Data records:
------

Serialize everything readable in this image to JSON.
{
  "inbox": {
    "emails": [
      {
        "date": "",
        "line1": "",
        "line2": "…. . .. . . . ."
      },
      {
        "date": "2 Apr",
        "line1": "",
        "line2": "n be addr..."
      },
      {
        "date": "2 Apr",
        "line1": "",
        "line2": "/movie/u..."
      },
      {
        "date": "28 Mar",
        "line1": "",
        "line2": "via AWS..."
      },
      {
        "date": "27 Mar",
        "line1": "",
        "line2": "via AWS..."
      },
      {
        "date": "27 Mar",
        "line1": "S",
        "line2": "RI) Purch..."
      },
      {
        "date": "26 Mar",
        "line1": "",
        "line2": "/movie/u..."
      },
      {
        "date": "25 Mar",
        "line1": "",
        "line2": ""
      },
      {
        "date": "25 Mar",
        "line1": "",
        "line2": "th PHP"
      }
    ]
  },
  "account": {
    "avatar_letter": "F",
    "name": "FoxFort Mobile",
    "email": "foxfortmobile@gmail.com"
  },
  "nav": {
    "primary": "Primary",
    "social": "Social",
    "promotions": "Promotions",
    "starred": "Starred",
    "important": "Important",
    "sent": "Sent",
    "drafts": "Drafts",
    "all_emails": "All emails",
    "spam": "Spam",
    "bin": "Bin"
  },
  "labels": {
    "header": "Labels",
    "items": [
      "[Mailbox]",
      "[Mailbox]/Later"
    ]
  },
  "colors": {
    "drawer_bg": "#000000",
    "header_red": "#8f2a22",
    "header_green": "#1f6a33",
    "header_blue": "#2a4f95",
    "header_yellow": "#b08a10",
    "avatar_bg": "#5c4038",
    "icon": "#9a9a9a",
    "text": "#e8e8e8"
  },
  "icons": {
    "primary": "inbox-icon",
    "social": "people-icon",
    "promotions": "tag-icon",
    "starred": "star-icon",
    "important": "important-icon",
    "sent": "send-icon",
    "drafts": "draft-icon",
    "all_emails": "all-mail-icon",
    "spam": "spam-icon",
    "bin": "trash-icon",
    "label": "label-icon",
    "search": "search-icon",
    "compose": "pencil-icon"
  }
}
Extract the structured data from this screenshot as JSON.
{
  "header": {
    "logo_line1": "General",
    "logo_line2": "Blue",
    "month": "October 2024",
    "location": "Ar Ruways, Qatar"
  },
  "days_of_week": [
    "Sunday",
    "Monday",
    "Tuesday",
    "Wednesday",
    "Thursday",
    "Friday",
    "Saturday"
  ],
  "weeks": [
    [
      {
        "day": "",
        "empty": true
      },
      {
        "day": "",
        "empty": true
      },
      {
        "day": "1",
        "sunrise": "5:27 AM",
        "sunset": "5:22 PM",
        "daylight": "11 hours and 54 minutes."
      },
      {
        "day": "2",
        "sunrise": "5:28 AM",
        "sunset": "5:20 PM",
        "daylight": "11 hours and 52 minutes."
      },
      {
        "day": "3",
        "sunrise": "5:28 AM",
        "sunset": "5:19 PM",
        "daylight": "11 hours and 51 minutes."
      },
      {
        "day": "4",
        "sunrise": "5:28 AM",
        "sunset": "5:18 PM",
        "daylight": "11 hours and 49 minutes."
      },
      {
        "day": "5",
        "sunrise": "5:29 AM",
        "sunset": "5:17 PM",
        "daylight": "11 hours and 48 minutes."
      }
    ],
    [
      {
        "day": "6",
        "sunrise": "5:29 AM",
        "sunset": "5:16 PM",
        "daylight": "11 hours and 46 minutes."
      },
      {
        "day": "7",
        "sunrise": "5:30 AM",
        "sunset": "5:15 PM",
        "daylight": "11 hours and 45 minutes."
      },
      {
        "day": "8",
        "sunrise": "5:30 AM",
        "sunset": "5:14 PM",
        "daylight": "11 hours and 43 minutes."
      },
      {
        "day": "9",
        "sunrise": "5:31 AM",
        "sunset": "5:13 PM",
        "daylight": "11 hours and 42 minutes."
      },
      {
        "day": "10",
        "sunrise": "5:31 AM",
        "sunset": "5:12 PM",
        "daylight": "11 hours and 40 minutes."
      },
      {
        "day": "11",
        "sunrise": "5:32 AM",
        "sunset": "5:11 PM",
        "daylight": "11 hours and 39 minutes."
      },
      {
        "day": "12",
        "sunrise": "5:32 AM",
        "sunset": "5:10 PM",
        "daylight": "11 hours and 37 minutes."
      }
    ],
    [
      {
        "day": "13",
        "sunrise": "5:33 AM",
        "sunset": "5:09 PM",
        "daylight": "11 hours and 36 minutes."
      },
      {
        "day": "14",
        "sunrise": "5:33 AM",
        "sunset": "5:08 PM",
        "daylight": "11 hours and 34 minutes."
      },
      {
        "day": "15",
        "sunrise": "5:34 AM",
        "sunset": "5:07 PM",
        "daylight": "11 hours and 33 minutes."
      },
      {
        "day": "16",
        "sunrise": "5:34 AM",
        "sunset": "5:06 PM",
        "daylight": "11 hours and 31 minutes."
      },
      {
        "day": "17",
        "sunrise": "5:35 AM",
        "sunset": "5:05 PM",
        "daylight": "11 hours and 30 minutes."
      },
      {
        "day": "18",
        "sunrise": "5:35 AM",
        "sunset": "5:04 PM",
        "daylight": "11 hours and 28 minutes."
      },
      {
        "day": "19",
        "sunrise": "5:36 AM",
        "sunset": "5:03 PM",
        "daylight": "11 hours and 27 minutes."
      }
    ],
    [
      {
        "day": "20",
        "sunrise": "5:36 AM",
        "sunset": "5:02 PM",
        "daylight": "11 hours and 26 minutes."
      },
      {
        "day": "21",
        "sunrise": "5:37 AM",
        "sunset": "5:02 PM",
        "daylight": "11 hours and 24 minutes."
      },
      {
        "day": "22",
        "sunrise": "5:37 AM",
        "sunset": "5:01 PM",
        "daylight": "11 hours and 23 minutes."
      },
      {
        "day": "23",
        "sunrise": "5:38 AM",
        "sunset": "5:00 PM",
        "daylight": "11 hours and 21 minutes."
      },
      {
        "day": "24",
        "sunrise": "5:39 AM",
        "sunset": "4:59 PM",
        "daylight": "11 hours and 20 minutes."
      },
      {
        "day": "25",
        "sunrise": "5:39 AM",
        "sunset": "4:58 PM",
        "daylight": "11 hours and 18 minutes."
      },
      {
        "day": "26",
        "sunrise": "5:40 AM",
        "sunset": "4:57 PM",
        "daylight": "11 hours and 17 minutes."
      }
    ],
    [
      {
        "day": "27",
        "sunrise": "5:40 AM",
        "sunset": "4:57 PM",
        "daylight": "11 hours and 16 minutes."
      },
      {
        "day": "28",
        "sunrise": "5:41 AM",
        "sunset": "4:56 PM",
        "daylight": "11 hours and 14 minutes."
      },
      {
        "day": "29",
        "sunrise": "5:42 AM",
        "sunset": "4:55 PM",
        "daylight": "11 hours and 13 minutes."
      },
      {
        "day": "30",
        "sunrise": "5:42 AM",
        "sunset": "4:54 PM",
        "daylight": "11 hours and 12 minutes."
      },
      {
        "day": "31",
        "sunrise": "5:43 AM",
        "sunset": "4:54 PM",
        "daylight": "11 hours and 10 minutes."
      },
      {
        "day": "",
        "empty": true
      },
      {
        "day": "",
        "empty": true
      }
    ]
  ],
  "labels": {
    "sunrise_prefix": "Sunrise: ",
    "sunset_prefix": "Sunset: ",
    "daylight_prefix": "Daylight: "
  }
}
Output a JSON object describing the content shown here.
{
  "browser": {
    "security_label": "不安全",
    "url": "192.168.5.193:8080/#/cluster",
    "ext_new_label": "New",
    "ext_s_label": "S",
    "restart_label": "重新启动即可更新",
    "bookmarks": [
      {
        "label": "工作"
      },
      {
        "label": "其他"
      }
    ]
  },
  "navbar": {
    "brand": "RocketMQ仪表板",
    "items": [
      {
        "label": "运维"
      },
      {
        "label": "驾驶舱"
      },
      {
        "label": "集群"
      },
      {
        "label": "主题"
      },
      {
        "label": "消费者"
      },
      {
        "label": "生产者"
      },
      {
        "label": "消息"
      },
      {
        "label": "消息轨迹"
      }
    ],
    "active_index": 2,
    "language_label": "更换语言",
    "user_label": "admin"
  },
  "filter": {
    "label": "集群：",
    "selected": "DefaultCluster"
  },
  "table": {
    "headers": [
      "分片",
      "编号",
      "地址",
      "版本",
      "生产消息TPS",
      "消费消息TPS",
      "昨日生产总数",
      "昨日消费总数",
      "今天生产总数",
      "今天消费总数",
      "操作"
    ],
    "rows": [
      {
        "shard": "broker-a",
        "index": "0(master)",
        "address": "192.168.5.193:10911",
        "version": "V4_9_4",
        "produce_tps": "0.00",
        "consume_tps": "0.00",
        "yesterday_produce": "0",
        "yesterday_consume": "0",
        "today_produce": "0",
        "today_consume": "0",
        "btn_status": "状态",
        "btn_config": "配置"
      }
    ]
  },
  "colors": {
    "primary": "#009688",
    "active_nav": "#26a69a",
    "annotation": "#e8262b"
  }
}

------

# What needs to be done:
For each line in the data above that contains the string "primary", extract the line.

# The answer:
    "primary": "Primary",
    "primary": "inbox-icon",
    "primary": "#009688",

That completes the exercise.